When the first cave was entered, the boys discovered several jars (most of which where broken) with scrolls of leather wrapped in linen cloth.
The scrolls were extremely brittle and decomposed, but had writing that the boys did not recognize.
Adh-Dhib and his friends took the scrolls to a Muslim sheik in the Bethlehem market area.
Seeing they were not in Arabic, he passed them over to another merchant.
Somewhere along the line, the largest and oldest of the scrolls from the writings of the prophet Isaiah, was offered for £20 in Bethlehem, which was rejected because it was not believed to be very old.
Ultimately, through a chain of events, many of the scrolls ended up in the hands of the Archbishop Athanasius Yeshue-Samuel (Syrian).
Professor Sukenik of the Hebrew University at Jerusalem acquired others from the Muslim sheik at Bethlehem.

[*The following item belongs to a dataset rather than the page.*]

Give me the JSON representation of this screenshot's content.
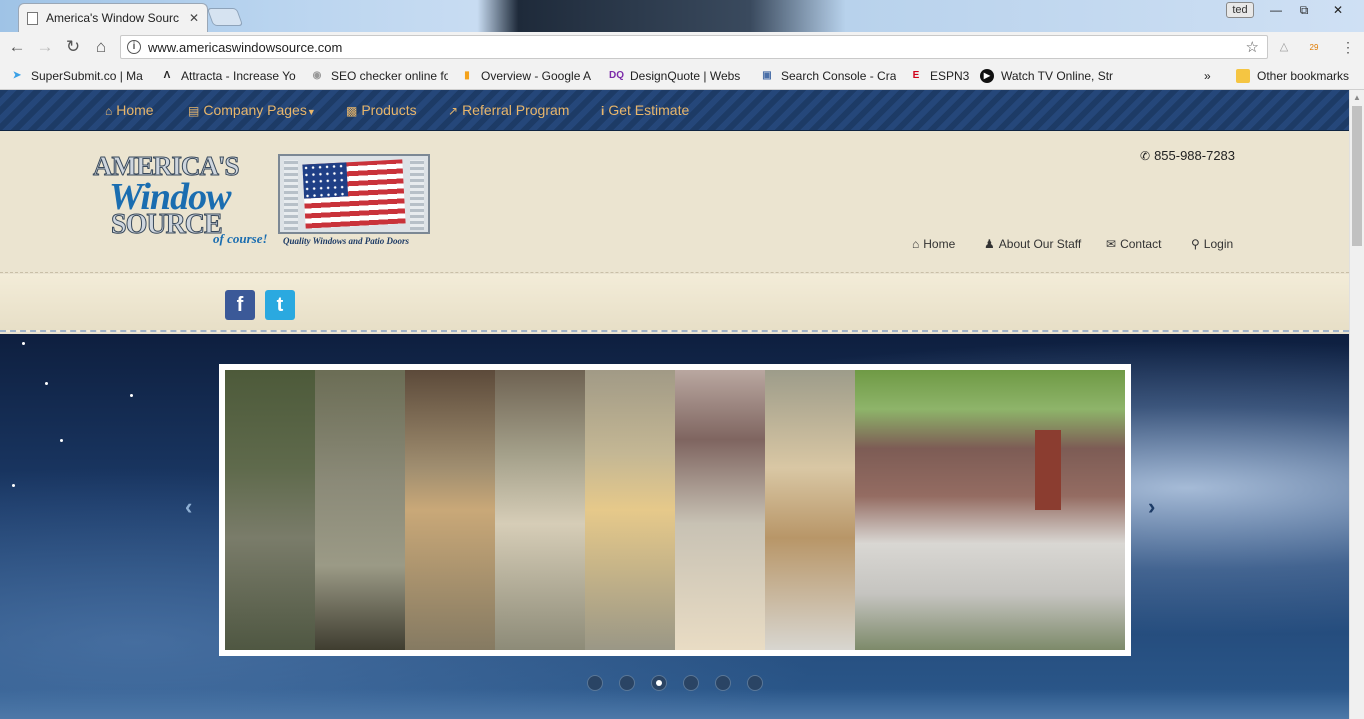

More scrolls were purchased from the Bedouins.
Finally, George Isaiah (a merchant in Jerusalem) convinced one of the Bedouins to take him to the cave were the scrolls were found.
Among other artifacts, one large jar remained that had been considered too large for removal.